I am 100% - decidedly, definitely, absolutely - imperfect - in the sense that I make mistakes and I mess up. Sometimes I completely fail. The uncontroversial fact of my imperfectness did not stop me from diligently working to be perfect for most of my life.
“Perfect” meant safe to me. “Perfect” meant survival. The survivalist thinking behind my own perfectionism (which I only came to understand when I began to explore trauma) meant never being left again, never being hurt again, and never being without a sense of dignity again. If I were perfect, I would never be left wanting. My needs would always be met. To me, being perfect meant being safe and secure. My assumption worked thusly: if I were perfect I would need nothing from anyone because I would have it all. Not only would I finally be “not-too-much,” but attaining this state of not-too-muchness would allow me to be loved, accepted, and wanted by friends, lovers, family, and employers." They might even be willing to give me things because they would not be overwhelmed by my need. While I was magically getting all my needs met without troubling anyone by asking for things, I would win all the medals, be showered with all the accolades, and put on a pedestal. Furthermore I would be universally loved, and present as incredibly attractive to everyone regardless of their tastes and proclivities. I am not saying this was a reasonable model of how life works. I am saying this was my ridiculously faulty model.

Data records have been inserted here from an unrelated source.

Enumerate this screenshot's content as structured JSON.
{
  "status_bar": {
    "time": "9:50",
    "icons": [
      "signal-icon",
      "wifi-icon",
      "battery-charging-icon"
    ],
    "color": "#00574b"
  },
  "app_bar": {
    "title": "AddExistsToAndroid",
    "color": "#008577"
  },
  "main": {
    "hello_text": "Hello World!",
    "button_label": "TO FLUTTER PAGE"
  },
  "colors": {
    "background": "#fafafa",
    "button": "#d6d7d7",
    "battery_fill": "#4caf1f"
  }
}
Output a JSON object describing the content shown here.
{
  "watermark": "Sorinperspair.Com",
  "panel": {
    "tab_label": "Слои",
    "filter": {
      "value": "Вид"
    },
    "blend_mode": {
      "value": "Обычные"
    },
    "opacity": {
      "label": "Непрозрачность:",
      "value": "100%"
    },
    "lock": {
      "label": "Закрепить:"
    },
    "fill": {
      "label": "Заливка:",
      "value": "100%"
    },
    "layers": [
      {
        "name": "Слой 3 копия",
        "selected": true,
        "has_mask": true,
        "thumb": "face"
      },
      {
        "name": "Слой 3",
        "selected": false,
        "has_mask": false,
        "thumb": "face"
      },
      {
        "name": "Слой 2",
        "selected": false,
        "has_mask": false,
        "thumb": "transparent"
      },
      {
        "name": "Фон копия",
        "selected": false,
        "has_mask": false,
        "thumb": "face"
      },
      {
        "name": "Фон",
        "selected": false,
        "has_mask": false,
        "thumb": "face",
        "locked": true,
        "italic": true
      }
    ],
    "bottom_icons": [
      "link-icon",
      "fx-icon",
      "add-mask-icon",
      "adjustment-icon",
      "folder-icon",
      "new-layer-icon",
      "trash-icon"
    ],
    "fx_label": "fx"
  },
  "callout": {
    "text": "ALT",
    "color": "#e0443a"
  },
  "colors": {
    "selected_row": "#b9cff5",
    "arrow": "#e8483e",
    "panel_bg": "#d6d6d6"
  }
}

My mother would tell me that “nobody’s perfect.” That used to feel more damning than freeing. Regardless of how her proclamation lands with you, she is right - if by perfect you mean, never messing up, never making mistakes, never misstepping and looking foolish. I would try to find work arounds, failing to be perfect all along the way. I would minimize my achievements only recognizing myself as continually falling short of my impossible goal of always being perfect. What I perceived as failure left me feeling ashamed. Shame thrives on secrecy, and I would hide my shame because perfect people have nothing to feel shameful about. The internal pressure systems of shame and perfectionism created a perfect and unyielding storm of insecurity, alienation, and self-loathing. One day, that shame-perfectionism storm broke me open, body and spirit. It left me laid out in bed, unable to move, my fears spilling out in the form of flashbacks, triggers, and nightmares. Survival now meant that I had to admit to folks over and over again that not only was I imperfect - I also needed a lot of help.
Perfectionism becomes limiting and paralyzing because if you are not going to be perfect right off the bat at a thing then what are you going to do? Try anyway and feel like an awful failure? Not try and never learn how? Frankly, these options suck and undermine the whole “feeling awesome” part that we chase in our belief that feeling awesome is what perfect people experience. Guess what, those folks who we consciously or unconsciously put on a pedestal as exemplars of perfectionism are imperfect, sometimes even deeply problematic people.
The human condition is to be a mess. I have learned that in order to pursue personal fulfillment and occasional feelings of awesomeness, I have to lean into that mess. I began to lean in a few years ago, albeit begrudgingly, as I rebuilt myself in the aftermath of the shame-perfectionism superstorm. I began to see myself not as a failure but as someone who is curious. I began to see myself as someone who is disciplined and practicing her way to mastery, not as a serial-failure. I began to feel fulfilled, safe, and flawed. And most importantly, by admitting my mistakes and imperfections I began to feel connected to others rather than alienated from them. The people that really love me and even many of the folks who just like me are neither shocked nor overwhelmed by my gloriously, imperfect self.